* _TASK REQUIREMENTS_
Every record below should be printed exactly as given.

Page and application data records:
=====

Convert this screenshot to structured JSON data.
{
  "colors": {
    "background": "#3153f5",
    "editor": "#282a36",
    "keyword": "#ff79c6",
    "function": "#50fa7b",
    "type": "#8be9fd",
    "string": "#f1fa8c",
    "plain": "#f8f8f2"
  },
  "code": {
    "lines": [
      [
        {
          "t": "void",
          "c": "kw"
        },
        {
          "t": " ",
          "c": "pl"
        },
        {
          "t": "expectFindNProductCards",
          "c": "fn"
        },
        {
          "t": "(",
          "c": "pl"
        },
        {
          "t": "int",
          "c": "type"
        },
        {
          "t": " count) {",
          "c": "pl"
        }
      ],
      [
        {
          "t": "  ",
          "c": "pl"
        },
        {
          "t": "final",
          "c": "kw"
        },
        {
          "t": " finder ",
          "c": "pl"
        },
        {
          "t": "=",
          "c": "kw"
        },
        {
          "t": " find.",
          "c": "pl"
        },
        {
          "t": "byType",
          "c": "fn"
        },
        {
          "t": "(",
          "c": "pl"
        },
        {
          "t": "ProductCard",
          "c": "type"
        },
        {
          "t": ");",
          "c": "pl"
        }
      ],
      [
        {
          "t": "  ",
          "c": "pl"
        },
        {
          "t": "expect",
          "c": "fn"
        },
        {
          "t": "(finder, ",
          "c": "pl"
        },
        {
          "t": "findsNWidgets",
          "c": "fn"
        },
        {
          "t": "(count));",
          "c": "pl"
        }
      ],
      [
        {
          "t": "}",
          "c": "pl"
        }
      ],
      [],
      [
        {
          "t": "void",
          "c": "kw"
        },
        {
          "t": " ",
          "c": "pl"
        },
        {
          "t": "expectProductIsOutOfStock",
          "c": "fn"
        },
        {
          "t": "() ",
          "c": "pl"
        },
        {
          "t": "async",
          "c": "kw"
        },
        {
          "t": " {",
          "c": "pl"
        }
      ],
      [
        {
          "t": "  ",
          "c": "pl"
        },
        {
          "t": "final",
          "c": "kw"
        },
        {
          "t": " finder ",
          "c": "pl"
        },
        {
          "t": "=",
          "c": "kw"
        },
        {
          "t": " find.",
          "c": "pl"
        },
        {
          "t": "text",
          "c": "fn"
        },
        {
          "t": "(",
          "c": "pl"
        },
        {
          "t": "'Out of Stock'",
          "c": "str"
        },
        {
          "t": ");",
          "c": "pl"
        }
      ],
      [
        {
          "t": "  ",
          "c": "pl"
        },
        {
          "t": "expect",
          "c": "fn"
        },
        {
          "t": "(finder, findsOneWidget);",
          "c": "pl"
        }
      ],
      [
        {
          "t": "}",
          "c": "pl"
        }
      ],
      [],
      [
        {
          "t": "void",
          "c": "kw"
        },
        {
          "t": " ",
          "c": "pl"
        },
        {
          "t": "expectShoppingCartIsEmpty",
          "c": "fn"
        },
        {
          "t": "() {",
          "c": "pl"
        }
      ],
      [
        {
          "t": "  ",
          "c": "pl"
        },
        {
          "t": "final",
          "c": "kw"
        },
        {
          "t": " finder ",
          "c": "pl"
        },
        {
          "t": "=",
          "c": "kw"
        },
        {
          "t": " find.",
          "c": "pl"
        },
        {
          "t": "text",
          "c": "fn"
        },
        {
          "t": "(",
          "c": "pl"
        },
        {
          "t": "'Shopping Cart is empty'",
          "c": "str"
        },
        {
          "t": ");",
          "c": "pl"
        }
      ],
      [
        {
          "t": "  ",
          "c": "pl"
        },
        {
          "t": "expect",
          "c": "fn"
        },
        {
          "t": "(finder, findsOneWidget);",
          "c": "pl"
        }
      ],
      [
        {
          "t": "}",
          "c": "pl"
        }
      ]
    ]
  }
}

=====

* _TASK SOLUTION_
Convert this screenshot to structured JSON data.
{
  "colors": {
    "background": "#3153f5",
    "editor": "#282a36",
    "keyword": "#ff79c6",
    "function": "#50fa7b",
    "type": "#8be9fd",
    "string": "#f1fa8c",
    "plain": "#f8f8f2"
  },
  "code": {
    "lines": [
      [
        {
          "t": "void",
          "c": "kw"
        },
        {
          "t": " ",
          "c": "pl"
        },
        {
          "t": "expectFindNProductCards",
          "c": "fn"
        },
        {
          "t": "(",
          "c": "pl"
        },
        {
          "t": "int",
          "c": "type"
        },
        {
          "t": " count) {",
          "c": "pl"
        }
      ],
      [
        {
          "t": "  ",
          "c": "pl"
        },
        {
          "t": "final",
          "c": "kw"
        },
        {
          "t": " finder ",
          "c": "pl"
        },
        {
          "t": "=",
          "c": "kw"
        },
        {
          "t": " find.",
          "c": "pl"
        },
        {
          "t": "byType",
          "c": "fn"
        },
        {
          "t": "(",
          "c": "pl"
        },
        {
          "t": "ProductCard",
          "c": "type"
        },
        {
          "t": ");",
          "c": "pl"
        }
      ],
      [
        {
          "t": "  ",
          "c": "pl"
        },
        {
          "t": "expect",
          "c": "fn"
        },
        {
          "t": "(finder, ",
          "c": "pl"
        },
        {
          "t": "findsNWidgets",
          "c": "fn"
        },
        {
          "t": "(count));",
          "c": "pl"
        }
      ],
      [
        {
          "t": "}",
          "c": "pl"
        }
      ],
      [],
      [
        {
          "t": "void",
          "c": "kw"
        },
        {
          "t": " ",
          "c": "pl"
        },
        {
          "t": "expectProductIsOutOfStock",
          "c": "fn"
        },
        {
          "t": "() ",
          "c": "pl"
        },
        {
          "t": "async",
          "c": "kw"
        },
        {
          "t": " {",
          "c": "pl"
        }
      ],
      [
        {
          "t": "  ",
          "c": "pl"
        },
        {
          "t": "final",
          "c": "kw"
        },
        {
          "t": " finder ",
          "c": "pl"
        },
        {
          "t": "=",
          "c": "kw"
        },
        {
          "t": " find.",
          "c": "pl"
        },
        {
          "t": "text",
          "c": "fn"
        },
        {
          "t": "(",
          "c": "pl"
        },
        {
          "t": "'Out of Stock'",
          "c": "str"
        },
        {
          "t": ");",
          "c": "pl"
        }
      ],
      [
        {
          "t": "  ",
          "c": "pl"
        },
        {
          "t": "expect",
          "c": "fn"
        },
        {
          "t": "(finder, findsOneWidget);",
          "c": "pl"
        }
      ],
      [
        {
          "t": "}",
          "c": "pl"
        }
      ],
      [],
      [
        {
          "t": "void",
          "c": "kw"
        },
        {
          "t": " ",
          "c": "pl"
        },
        {
          "t": "expectShoppingCartIsEmpty",
          "c": "fn"
        },
        {
          "t": "() {",
          "c": "pl"
        }
      ],
      [
        {
          "t": "  ",
          "c": "pl"
        },
        {
          "t": "final",
          "c": "kw"
        },
        {
          "t": " finder ",
          "c": "pl"
        },
        {
          "t": "=",
          "c": "kw"
        },
        {
          "t": " find.",
          "c": "pl"
        },
        {
          "t": "text",
          "c": "fn"
        },
        {
          "t": "(",
          "c": "pl"
        },
        {
          "t": "'Shopping Cart is empty'",
          "c": "str"
        },
        {
          "t": ");",
          "c": "pl"
        }
      ],
      [
        {
          "t": "  ",
          "c": "pl"
        },
        {
          "t": "expect",
          "c": "fn"
        },
        {
          "t": "(finder, findsOneWidget);",
          "c": "pl"
        }
      ],
      [
        {
          "t": "}",
          "c": "pl"
        }
      ]
    ]
  }
}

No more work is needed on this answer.